Romney’s Money Gaffe
The Republican frontrunner's statements yesterday about his earnings and taxes went over like a platinum balloon.
Mitt Romney’s statements yesterday about his earnings and taxes went over like a platinum balloon.
ABC News (“Romney Reveals His Tax Rate Is ‘Probably Closer to 15 Percent’“):
Mitt Romney revealed for the first time today that his effective tax rate is “closer to 15 percent,” suggesting that he pays less in taxes than many middle income Americans despite being worth an estimated $250 million.
“What’s the effective rate I’ve been paying? It’s probably closer to the 15 percent rate than anything,” Romney said during a press conference after an early morning rally. “Because my last 10 years, I’ve…my income comes overwhelmingly from some investments made in the past, whether ordinary income or earned annually. I got a little bit of income from my book, but I gave that all away. And then I get speakers fees from time to time, but not very much.”
This will, quite reasonably, reignite the debate over the so-called “Buffet Rule” (the idea that the very highest earners ought to pay at least as high a percentage of taxes as their secretaries) and the differential treatment between regular income (“earned income,” in IRS parlance) and money earned from stocks and other investments (“unearned income”).
When the topic first came up some months back, I argued that it makes sense to treat true investment income differently than salary income, since the former carries risk and often accrues over years of deferred gratification. The caveat, though, is that we should differentiate investments from “investments.” That is, CEO pay disguised as stock options and held for short periods are really just salary. And the “carried interest rule,” which applies to those like Buffett who make their money as fund managers and pretends that the money they invest for others is their own investment, is pure rent seeking and therefore a loophole we ought to close.
I haven’t spent enough time researching Romney’s residual income from Bain Capitol to have any strong view on how it should be taxed. My instant reaction, though, is that it’s probably closer to “investment income” than investment income.

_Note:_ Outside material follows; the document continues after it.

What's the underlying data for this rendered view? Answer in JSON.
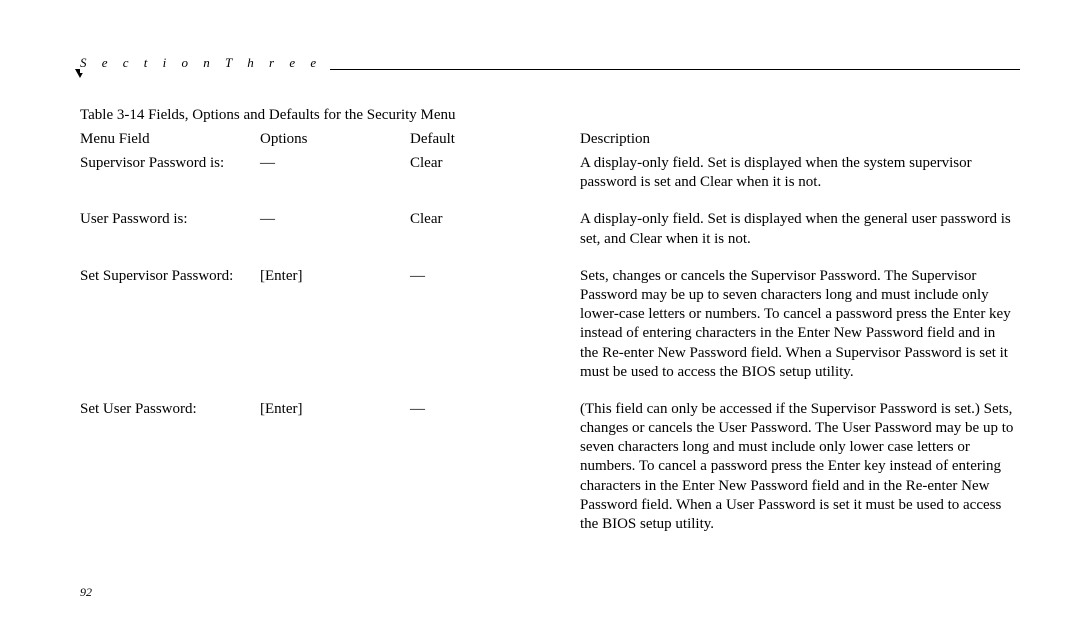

I will say, however, that the way the “15 percent” figure has been treated in the press is largely inaccurate. ABC News is at least technically correct when it allows that “he pays less in taxes than many middle income Americans” (emphasis mine) rather than the more widespread declaration that this is less than the average middle income earner pays. It just ain’t true.
I don’t have more recent figures but this chart, dated 11 April 2011, by the Tax Policy Center (a coalition of the liberal Urban Institute and center-left Brookings Institution) shows the “Historical Effective Federal Tax Rates for All Households” over the years:
As you can see, those in the middle quintile pay an effective federal tax rate of 14.3 percent in 2007, the most recent year available. Those in the lower quintiles pay much less. More importantly, those in the top quintile pay much more–and the top 1 percent more still.
And those figures include FICA. The effective individual income tax rate is far, far smaller for all concerned:
As you can see, the bottom two quintiles actually pay a negative income tax–that is, their deductions exceed their tax liability and they get money back from the government through the Earned Income Tax Credit and other mechanisms–and even the third and fourth quintiles pay less in federal income tax than they do in state and local sales taxes. Even the upper quintile actually pays less than Romney’s 15 percent.
Romney is also catching flak for this line:
”I got a little bit of income from my book, but I gave that all away. And then I get speakers fees from time to time, but not very much.”
It turns out that the “not very much” is more than most of us make from all income sources combined: $374,000.
Now, that’s easily explainable. First, $374,000 is indeed “not very much” in terms of Romney’s overall income. Second, Romney was likely brought up to downplay how much money he had so as not to rub other people’s noses in it.
While understandable, though, it was a terrible gaffe from an ordinarily quite disciplined campaigner on perhaps his core vulnerability–especially in the current political and economic climate. I’m shocked that Romney wasn’t better coached on the rollout of his income tax statement.
Is this gaffe going to do permanent damage? Probably not. I’d argue it’s far less damaging Barack Obama’s April 2008 declaration that working class Americans “ get bitter, they cling to guns or religion or anti-pathy to people who aren’t like them, or anti-immigrant sentiment or anti-trade sentiment as a way to explain their frustrations.” Obama obviously survived that one, going on to win the nomination and coast to the presidency.
But, damn, it was a dumb thing to say.